Provided information below:

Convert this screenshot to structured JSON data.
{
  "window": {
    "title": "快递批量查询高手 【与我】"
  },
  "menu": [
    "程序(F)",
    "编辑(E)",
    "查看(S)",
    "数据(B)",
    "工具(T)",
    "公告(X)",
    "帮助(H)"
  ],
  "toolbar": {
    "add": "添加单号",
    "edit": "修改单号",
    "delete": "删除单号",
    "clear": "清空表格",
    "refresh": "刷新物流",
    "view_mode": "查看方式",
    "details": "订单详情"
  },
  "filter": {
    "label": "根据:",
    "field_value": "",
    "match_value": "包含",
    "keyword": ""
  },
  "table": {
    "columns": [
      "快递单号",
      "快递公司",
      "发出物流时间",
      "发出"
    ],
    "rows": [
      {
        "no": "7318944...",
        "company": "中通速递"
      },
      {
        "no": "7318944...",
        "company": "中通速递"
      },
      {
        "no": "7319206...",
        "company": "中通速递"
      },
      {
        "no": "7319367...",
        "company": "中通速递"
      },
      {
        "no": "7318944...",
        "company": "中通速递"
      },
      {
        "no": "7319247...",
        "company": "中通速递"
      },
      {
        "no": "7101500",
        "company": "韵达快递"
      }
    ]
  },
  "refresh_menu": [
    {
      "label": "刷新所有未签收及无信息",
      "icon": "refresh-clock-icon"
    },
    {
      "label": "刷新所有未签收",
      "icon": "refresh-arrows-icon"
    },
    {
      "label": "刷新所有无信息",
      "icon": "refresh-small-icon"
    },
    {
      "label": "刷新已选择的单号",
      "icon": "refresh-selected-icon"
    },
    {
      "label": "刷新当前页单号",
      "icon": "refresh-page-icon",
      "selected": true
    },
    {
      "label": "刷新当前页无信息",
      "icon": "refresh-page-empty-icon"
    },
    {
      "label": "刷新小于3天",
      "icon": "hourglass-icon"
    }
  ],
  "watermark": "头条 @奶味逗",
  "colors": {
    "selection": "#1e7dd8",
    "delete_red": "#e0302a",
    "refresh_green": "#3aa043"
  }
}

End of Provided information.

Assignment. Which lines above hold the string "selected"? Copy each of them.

Solution.
      "icon": "refresh-selected-icon"
      "selected": true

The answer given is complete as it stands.